|System: PC||Review Rating Legend|
|Dev: Lexis Numérique||1.0 - 1.9 = Avoid||4.0 - 4.4 = Great|
|Pub: DreamCatcher Interactive/The Adventure Company||2.0 - 2.4 = Poor||4.5 - 4.9 = Must Buy|
|Release: Feb. 5, 2008||2.5 - 2.9 = Average||5.0 = The Best|
|Players: 1||3.0 - 3.4 = Fair|
|ESRB Rating: Teen||3.5 - 3.9 = Good|
by Nathan Meunier
Just like any other time-worn genre, adventure games - even those with the benefit of having an air of creepiness interspersed throughout - are not immune to the pitfalls frequently found from one title to the next: recycling of old tenets, lack of innovation, and dull play mechanics. It's always encouraging when something new and interesting comes along. When French developers Lexis Numérique concocted The Experiment, aptly named as it is, they threw the rulebook out completely. The result is a seriously deep adventure title with a presentation and gameplay that's refreshingly original. It's best to set aside a few solid afternoons for this one; once you get sucked into The Experiment, you'll want to see it through to the end.
The mysterious adventure begins aboard a large run-down science vessel that's long been beached on a tropical island in the Pacific. The jungle has overrun the seemingly deserted ship. Players find themselves in the operations room of the steel beast in front of an array of electronic panels and computer terminals. From the helm of one of the main computers, players discover Lea Nichols - a survivor of the EDEHN science team - on the ship's surveillance system. As Nichols wakes up in confusion, she notices the security camera watching her and addresses you directly to ask for help. She sets off to discover what happened to the remainder of her science team and escape the confines of the dilapidated ship. Players will follow Nichols closely throughout her mission, providing guidance and assistance as they learn more about the eerie nature of experiments previously going on in the ship. Without giving any of the story away (since that's typically main force behind such titles), let's just say science has run amok following some surprising discoveries.
What's unique about The Experiment is the way players interact with Nichols. Though she can't be controlled directly, she can be guided by using the ship's computer system to turn lights on and off, activate computer terminals, and use speakers to generate sound to get her attention and draw her towards an area of interest. The ship is also littered with surveillance cameras which are the only way players can view Nichols and her surroundings directly. A window (which can be opened and closed at whim) with a 2D schematic of the ship shows you where she's located at any given time, and it serves as the main form of navigation in the game. The small map also highlights the location of lights, computers, and crucial surveillance cameras which can be clicked on to bring up a live feed of the area.

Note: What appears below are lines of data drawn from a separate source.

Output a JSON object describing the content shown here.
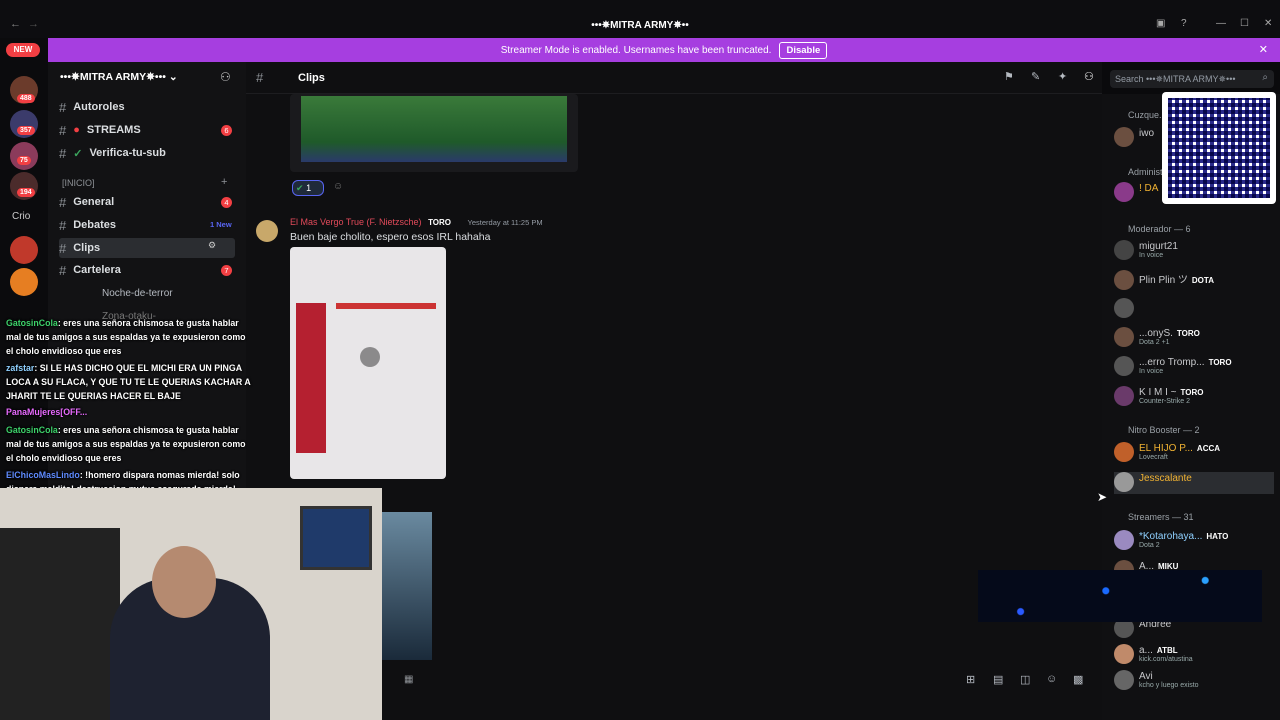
{
  "window": {
    "title": "•••✵MITRA ARMY✵••"
  },
  "banner": {
    "text": "Streamer Mode is enabled. Usernames have been truncated.",
    "button": "Disable"
  },
  "rail": {
    "new_label": "NEW",
    "pings": [
      "488",
      "357",
      "75",
      "194"
    ],
    "other": "Crio"
  },
  "server": {
    "name": "•••✵MITRA ARMY✵•••"
  },
  "channels": [
    {
      "name": "Autoroles",
      "badge": ""
    },
    {
      "name": "STREAMS",
      "badge": "6"
    },
    {
      "name": "Verifica-tu-sub",
      "badge": ""
    },
    {
      "name": "General",
      "badge": "4"
    },
    {
      "name": "Debates",
      "badge": "1 New"
    },
    {
      "name": "Clips",
      "badge": ""
    },
    {
      "name": "Cartelera",
      "badge": "7"
    },
    {
      "name": "Noche-de-terror",
      "badge": ""
    },
    {
      "name": "Zona-otaku-",
      "badge": ""
    }
  ],
  "category": "[INICIO]",
  "channel_header": {
    "name": "Clips",
    "search_placeholder": "Search •••✵MITRA ARMY✵•••"
  },
  "message": {
    "author": "El Mas Vergo True (F. Nietzsche)",
    "tag": "TORO",
    "time": "Yesterday at 11:25 PM",
    "text": "Buen baje cholito, espero esos IRL hahaha",
    "reaction_count": "1"
  },
  "chat_overlay": [
    {
      "user": "GatosinCola",
      "text": ": eres una señora chismosa te gusta hablar mal de tus amigos a sus espaldas ya te expusieron como el cholo envidioso que eres"
    },
    {
      "user": "zafstar",
      "text": ": SI LE HAS DICHO QUE EL MICHI ERA UN PINGA LOCA A SU FLACA, Y QUE TU TE LE QUERIAS KACHAR A JHARIT TE LE QUERIAS HACER EL BAJE"
    },
    {
      "user": "PanaMujeres[OFF...",
      "text": ""
    },
    {
      "user": "GatosinCola",
      "text": ": eres una señora chismosa te gusta hablar mal de tus amigos a sus espaldas ya te expusieron como el cholo envidioso que eres"
    },
    {
      "user": "ElChicoMasLindo",
      "text": ": !homero dispara nomas mierda! solo dispara maldito! destruccion mutua asegurada mierda!"
    }
  ],
  "members": {
    "sections": [
      "Cuzque...",
      "Administ...",
      "Moderador — 6",
      "Nitro Booster — 2",
      "Streamers — 31"
    ],
    "list": [
      {
        "name": "iwo",
        "status": ""
      },
      {
        "name": "! DA",
        "status": ""
      },
      {
        "name": "migurt21",
        "status": "In voice"
      },
      {
        "name": "Plin Plin ツ",
        "status": "",
        "tag": "DOTA"
      },
      {
        "name": "",
        "status": ""
      },
      {
        "name": "...onyS.",
        "status": "Dota 2 +1",
        "tag": "TORO"
      },
      {
        "name": "...erro Tromp...",
        "status": "In voice",
        "tag": "TORO"
      },
      {
        "name": "K I M I ~",
        "status": "Counter-Strike 2",
        "tag": "TORO"
      },
      {
        "name": "EL HIJO P...",
        "status": "Lovecraft",
        "tag": "ACCA"
      },
      {
        "name": "Jesscalante",
        "status": ""
      },
      {
        "name": "*Kotarohaya...",
        "status": "Dota 2",
        "tag": "HATO"
      },
      {
        "name": "A...",
        "status": "",
        "tag": "MIKU"
      },
      {
        "name": "Andree",
        "status": ""
      },
      {
        "name": "a...",
        "status": "kick.com/atustina",
        "tag": "ATBL"
      },
      {
        "name": "Avi",
        "status": "kcho y luego existo"
      }
    ]
  },
  "colors": {
    "brand": "#a63ee0",
    "ping": "#f23f43",
    "online": "#23a55a"
  }
}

Up to three different surveillance cameras can be accessed at a single time to provide different angles and views of what's happening on the ship. The view windows for each of the three cameras can be stacked, scaled to three different sizes, and arranged on the screen in any manner the player chooses. At any time players can click on a camera screen and then move the mouse to pan the camera in different directions. Eventually Nichols will locate camera upgrades, which allow you to zoom in and out, fine-tune for details, detect heat signatures, and enhance available lighting. When combined with the area map, the surveillance system provides a truly out of the ordinary experience while navigating the bowels and dark corridors of the ship. This slightly unusual presentation isn't entirely perfect, but it's definitely a fresh design that's a welcome addition.